'Prehistoric basket' uncovered by tide on North Uist
Archaeologists are trying to salvage what appear to be the remains of a prehistoric basket that was uncovered by the tide on North Uist.
The artefact was found in an area of shoreline where the sea has been eroding the land in the Western Isles.
Comhairle nan Eilean Siar said it was working with Historic Scotland to safely excavate the object.
Many well preserved ancient artefacts have been discovered at other sites on North Uist in the past.
In a statement, the comhairle said: "Comhairle nan Eilean Siar has confirmed that an archaeological find which appears to be a prehistoric basket has been uncovered by the tide in North Uist.
"Following its exposure, the deposit is suffering from ongoing erosion with sections being lifted off the underlying sand, therefore the priority is to safely excavate the find so that a complete assessment can be made.
"Comhairle nan Eilean Siar are currently working with the local community and Historic Scotland in order to carry this out."

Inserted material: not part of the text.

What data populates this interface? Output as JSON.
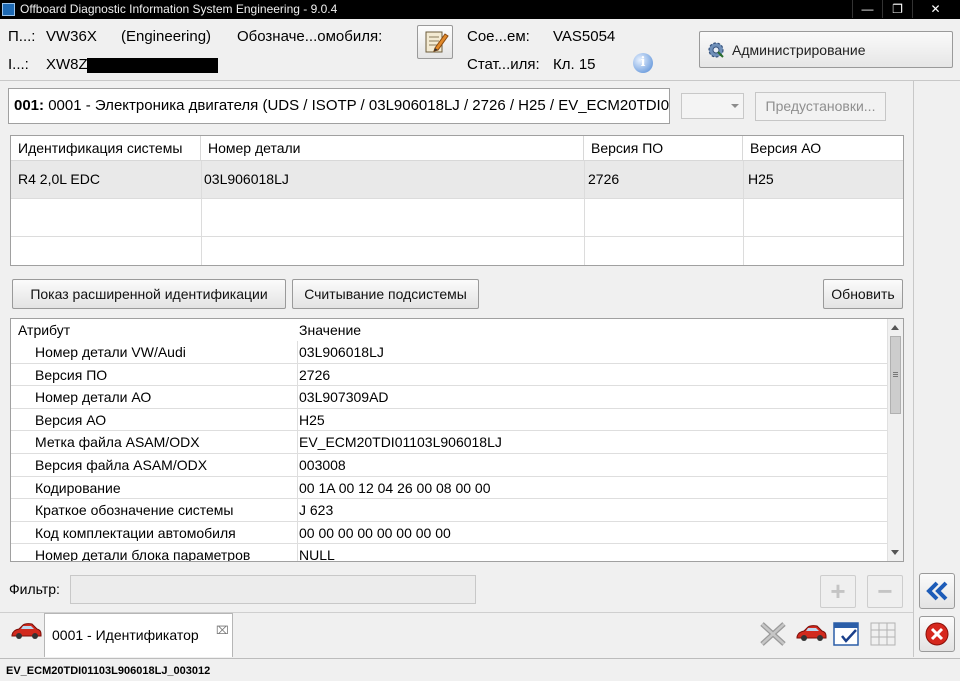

Elsewhere on North Uist, evidence has been found for every age from the Neolithic to the 20th Century.
Archaeology at a site at Udal on the island provides an unbroken timeline of occupation from the Neolithic, Bronze Age, Iron Age, Viking, Medieval through to the 1900s.
Some of the evidence was preserved by wind-blown sand dunes.
From the Bronze Age, finds have included a skeleton and from the Iron Age evidence of metal work.
Also, from the Iron Age are the remains of homes dubbed Jelly Baby houses because the shape of them looked like the sweets.
Objects from Udal have been placed in the care of Museum nan Eilean in Stornoway on Lewis.